But Samoa stayed above the Solomon Islands by virtue of the points they picked up in the First Round in December 2011, when they achieved a draw and two wins by a single goal in home matches against the Cook Islands, Tonga and American Samoa. These unconvincing results against some of the weakest teams in international football had moved Samoa from eleventh all the way up to second in Oceania, behind only New Zealand.
And therein lies the major problem with the FIFA rankings in my opinion. The rankings for teams who don't play many competitive matches are dramatically skewed.
Unfortunately, there just isn't the money in the Oceania region for teams to play lots of games on an ongoing basis. While European teams are playing eight to twelve matches in every Euro and World Cup Qualifying cycle, teams in Oceania often go a whole year without a game. Because the FIFA Rankings divide the points gained by a minimum of eight to get an average per match, countries that play fewer than eight games in a year are at a huge disadvantage.
Every four years the Oceania nations play in a combined Oceania Nations Cup/World Cup Qualifying event, resulting in three (for most teams) to a maximum of about twelve games (for the best few teams) in the four-year cycle. In all likelihood, only New Zealand will play any meaningful friendlies, and even these are limited by the difficulty in gaining releases for their players from their European, Australian and American clubs, meaning that they often can't play their strongest team. (In fact New Zealand had to play their Oceania Nations Cup matches without their two Premier League defenders, Ryan Nelsen and Winston Reid.)
As well as unfairly penalising nations who play fewer than eight matches in a year, the ranking system also fails to take into account who the opponents are in a defeat. A team like New Zealand, for example, would earn the same number of points for a last-minute 4-3 loss to Spain in the World Cup as they would for a 5-0 loss to the Turks & Caicos Islands. Zero. Similarly, a 0-0 draw with the bottom ranked team would be worth more than a 4-3 loss to Spain.

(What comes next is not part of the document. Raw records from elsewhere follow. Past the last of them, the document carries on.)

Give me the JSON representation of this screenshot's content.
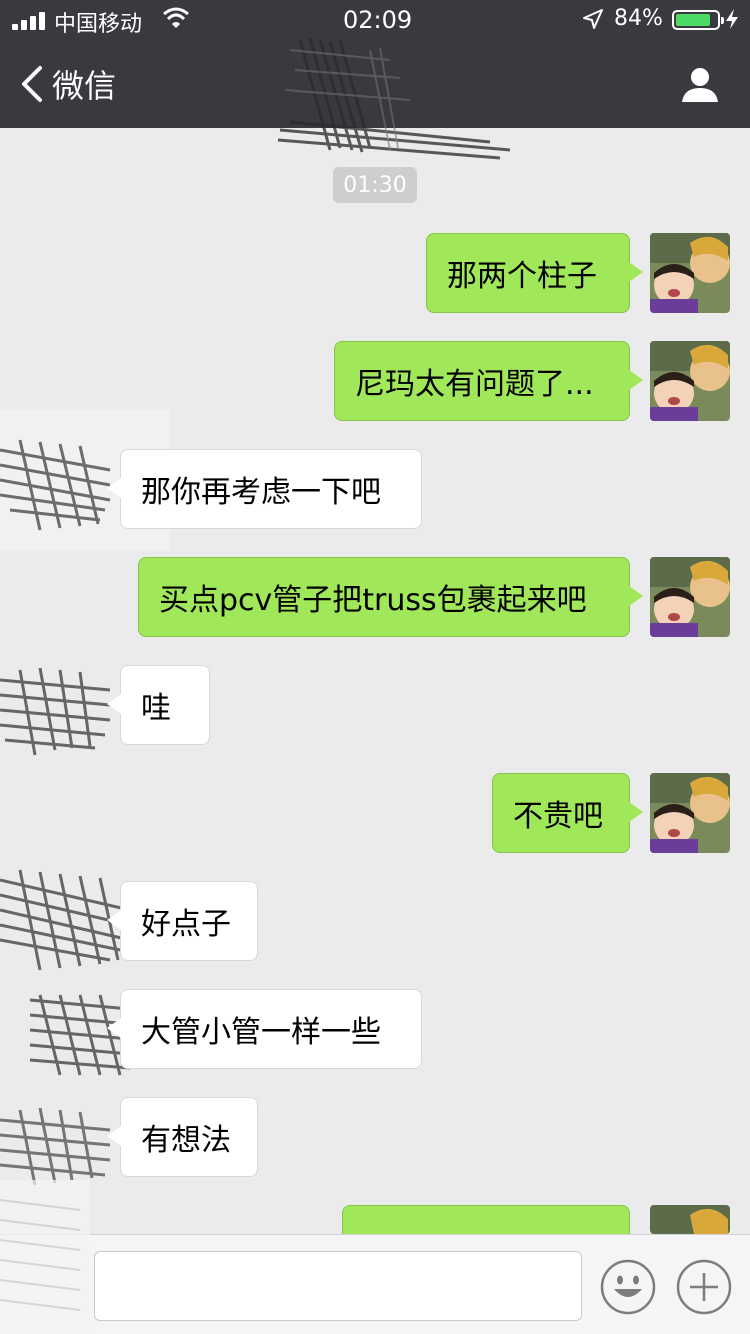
{
  "status_bar": {
    "carrier": "中国移动",
    "time": "02:09",
    "battery_percent": "84%",
    "battery_color": "#4cd964"
  },
  "nav": {
    "back_label": "微信",
    "back_icon": "chevron-left-icon",
    "profile_icon": "user-icon"
  },
  "chat": {
    "timestamp": "01:30",
    "messages": [
      {
        "side": "out",
        "text": "那两个柱子"
      },
      {
        "side": "out",
        "text": "尼玛太有问题了..."
      },
      {
        "side": "in",
        "text": "那你再考虑一下吧"
      },
      {
        "side": "out",
        "text": "买点pcv管子把truss包裹起来吧"
      },
      {
        "side": "in",
        "text": "哇"
      },
      {
        "side": "out",
        "text": "不贵吧"
      },
      {
        "side": "in",
        "text": "好点子"
      },
      {
        "side": "in",
        "text": "大管小管一样一些"
      },
      {
        "side": "in",
        "text": "有想法"
      }
    ]
  },
  "input_bar": {
    "placeholder": "",
    "emoji_icon": "smiley-icon",
    "plus_icon": "plus-icon"
  },
  "colors": {
    "nav_bg": "#393a3f",
    "chat_bg": "#ebebeb",
    "outgoing_bubble": "#a0e75a",
    "incoming_bubble": "#ffffff"
  }
}
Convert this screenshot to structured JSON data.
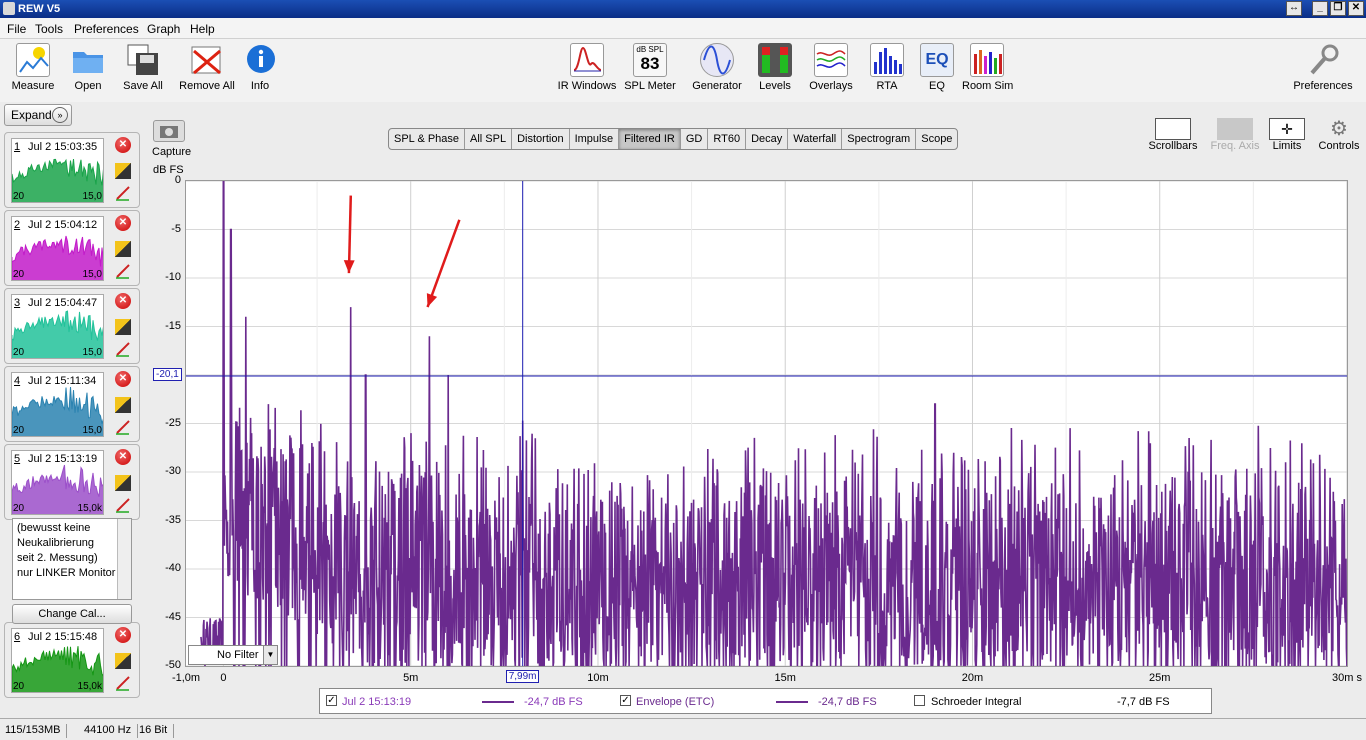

That is ridiculous. There has to be a way to reward narrow losses to the best team in the world, or conversely, punish bad losses to very weak teams by awarding negative points.
People may ask what does it matter what the rankings are? They're only a bit of a fun, after all. The problem is, they're not. In the past they have been used to determine whether players should be awarded work permits for professional European clubs and also to determine seedings for World Cup or Nations Cup qualifying draws.
It is therefore imperative that the rankings as closely as possible fairly reflect the achievements of each team. Currently they are not doing that.
I don't know what the ideal formula is, but there must be statisticians who could come up with a better system. (The World Football ELO Ratings and ESPN's SPI Rankings are two alternate systems that on the face of it appear to have better outcomes, although the methodologies each use is open to debate.)